The Gift

While I was working on “Finding Ruth”, a fear lurked in the back of my mind that my mom would never get a chance to see it. Or if she did hang in there long enough, the Alzheimer’s might be too advanced for her to comprehend the fact that I had written a book about her. There was also the niggling thought that the event might trigger a clarity of mind she hadn’t possessed in years, putting me straight in the dog house.

Fortunately, none of those scenarios came to pass. Once the book was ready for publishing, I sent three copies to my brother—one for him, one for my sister who was visiting, and one for my mom. As soon as they arrived, Mel and Brad presented her with a copy. I got a text from Mel: I sure wish we were all together—mom is getting a real kick out of her book! It is so amazing!!

Later, when my sister was back home, she told me about our mother’s reaction when she saw the cover.

“We know who this is,” Ruth said, an expression of quizzical wonder on her face. “Who is it?” she muttered to herself, looking back and forth at her children. Finally, Brad clued her in.

“Is that you, Mom?”

When the realization hit her, she gasped, “It is me!”

After a few minutes of marveling over the fact that the book in her hand was about her, she flipped back to the front cover and regarded the photograph that had sparked my obsession.

“I’ve got to admit, that’s a pretty damn good picture,” she said breaking into a laugh at her own candor.

Though I wasn’t able to witness it firsthand, I can completely picture the scene in my mind. I can hear her actually reading the first sentence on the back cover before her words became nonsensical. I can hear the lilt in her voice, the change in her intonation, just the way it was when she read to us at night. I can hear her laughter, that joyous, almost raucous sound she makes when she’s caught off guard by something that really tickles her.
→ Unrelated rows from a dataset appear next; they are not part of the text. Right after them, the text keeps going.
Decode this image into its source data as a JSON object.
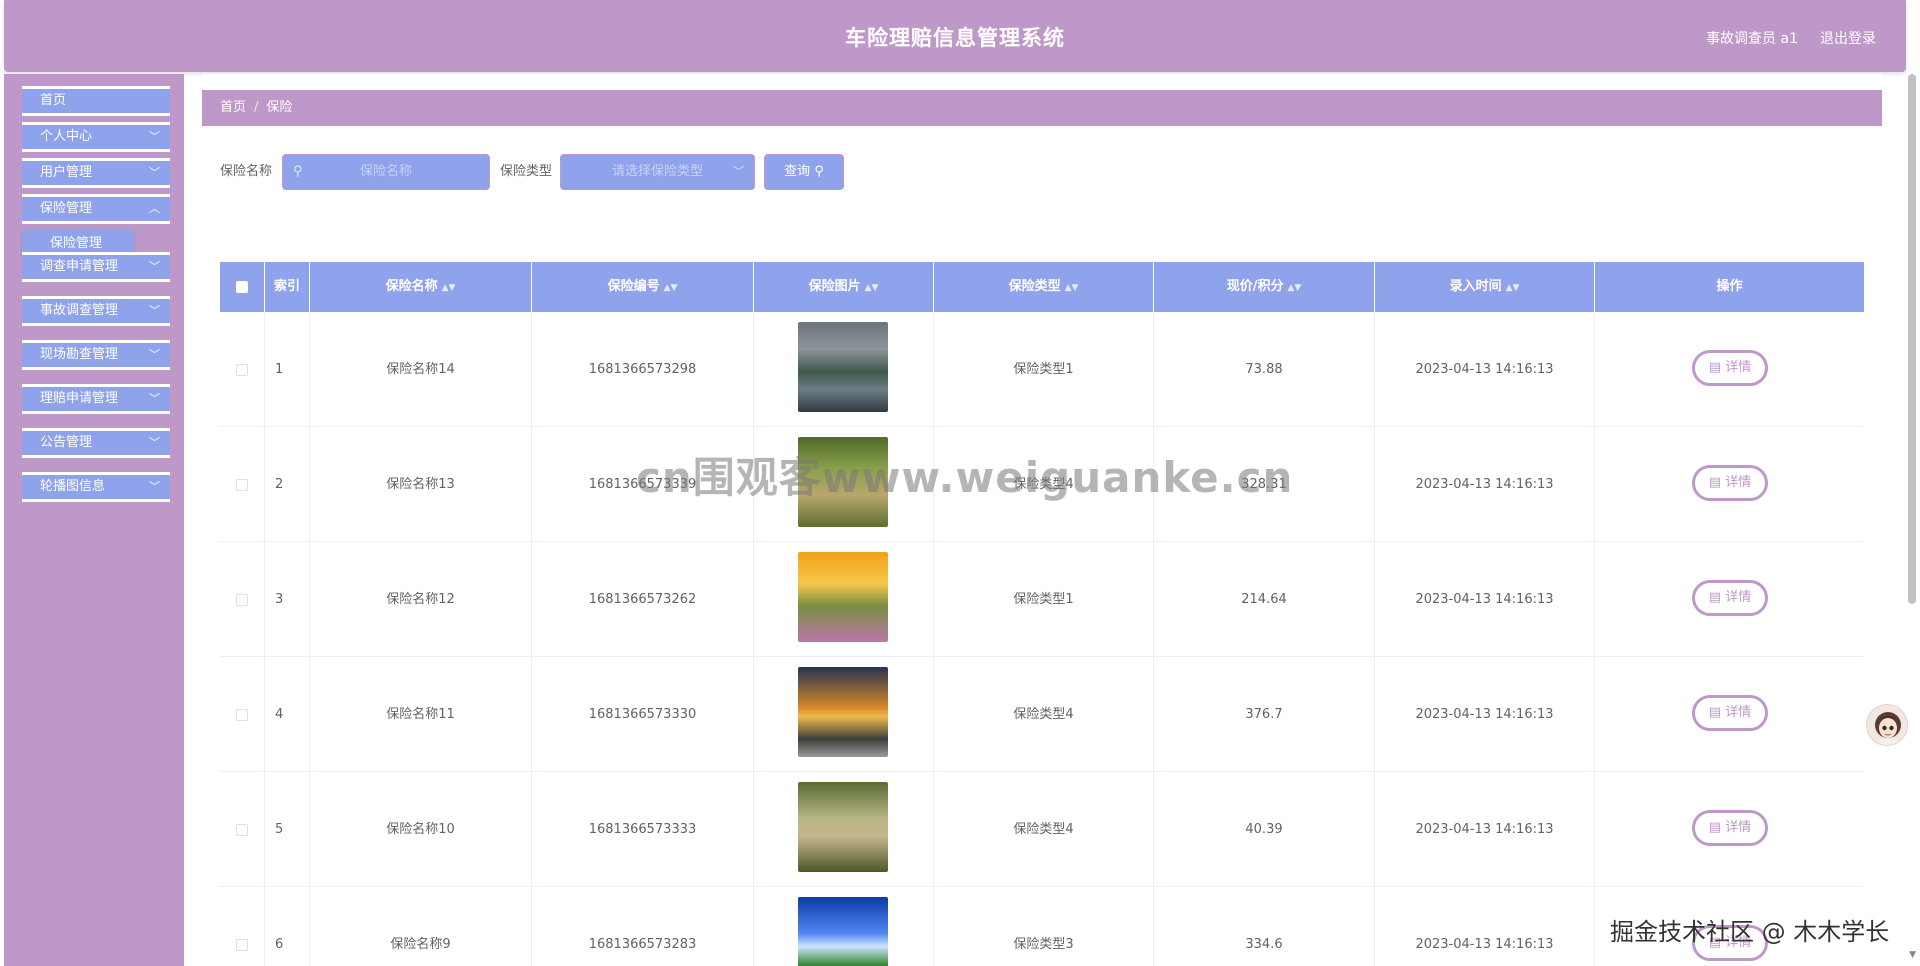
{
  "header": {
    "title": "车险理赔信息管理系统",
    "user": "事故调查员 a1",
    "logout": "退出登录"
  },
  "sidebar": {
    "items": [
      {
        "label": "首页",
        "has_children": false
      },
      {
        "label": "个人中心",
        "has_children": true
      },
      {
        "label": "用户管理",
        "has_children": true
      },
      {
        "label": "保险管理",
        "has_children": true,
        "expanded": true
      },
      {
        "label": "调查申请管理",
        "has_children": true
      },
      {
        "label": "事故调查管理",
        "has_children": true
      },
      {
        "label": "现场勘查管理",
        "has_children": true
      },
      {
        "label": "理赔申请管理",
        "has_children": true
      },
      {
        "label": "公告管理",
        "has_children": true
      },
      {
        "label": "轮播图信息",
        "has_children": true
      }
    ],
    "submenu": {
      "label": "保险管理"
    }
  },
  "breadcrumb": {
    "home": "首页",
    "separator": "/",
    "current": "保险"
  },
  "filter": {
    "name_label": "保险名称",
    "name_placeholder": "保险名称",
    "type_label": "保险类型",
    "type_placeholder": "请选择保险类型",
    "search_button": "查询"
  },
  "table": {
    "columns": [
      "索引",
      "保险名称",
      "保险编号",
      "保险图片",
      "保险类型",
      "现价/积分",
      "录入时间",
      "操作"
    ],
    "sortable": [
      false,
      true,
      true,
      true,
      true,
      true,
      true,
      false
    ],
    "detail_label": "详情",
    "rows": [
      {
        "index": "1",
        "name": "保险名称14",
        "code": "1681366573298",
        "type": "保险类型1",
        "price": "73.88",
        "time": "2023-04-13 14:16:13",
        "image": "lake-village"
      },
      {
        "index": "2",
        "name": "保险名称13",
        "code": "1681366573339",
        "type": "保险类型4",
        "price": "328.31",
        "time": "2023-04-13 14:16:13",
        "image": "forest-path"
      },
      {
        "index": "3",
        "name": "保险名称12",
        "code": "1681366573262",
        "type": "保险类型1",
        "price": "214.64",
        "time": "2023-04-13 14:16:13",
        "image": "sunset-flowers"
      },
      {
        "index": "4",
        "name": "保险名称11",
        "code": "1681366573330",
        "type": "保险类型4",
        "price": "376.7",
        "time": "2023-04-13 14:16:13",
        "image": "sunset-road"
      },
      {
        "index": "5",
        "name": "保险名称10",
        "code": "1681366573333",
        "type": "保险类型4",
        "price": "40.39",
        "time": "2023-04-13 14:16:13",
        "image": "misty-forest"
      },
      {
        "index": "6",
        "name": "保险名称9",
        "code": "1681366573283",
        "type": "保险类型3",
        "price": "334.6",
        "time": "2023-04-13 14:16:13",
        "image": "blue-sky-field"
      }
    ]
  },
  "watermarks": {
    "center": "cn围观客www.weiguanke.cn",
    "corner": "掘金技术社区 @ 木木学长"
  },
  "colors": {
    "purple": "#bf98ca",
    "blue": "#8ea3ec"
  }
}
The truth is I would’ve never considered writing my mom’s story if she hadn’t lost touch with reality. Even if it had occurred to me that doing so would’ve softened her opinion of me, there was no way I could’ve written something so candid. Let’s just say she might take issue with one or two scenes from her past. Not that I can blame her. But in order to tell the story in all its complexities, I had to look beyond her narrative and examine the situation in an unbiased fashion, like a detective at a crime scene.

But after it is all said and done, “Finding Ruth” is a tribute to one amazingly strong woman.

Here’s to all the strong women who’ve made our lives better by having known them!

Until next time…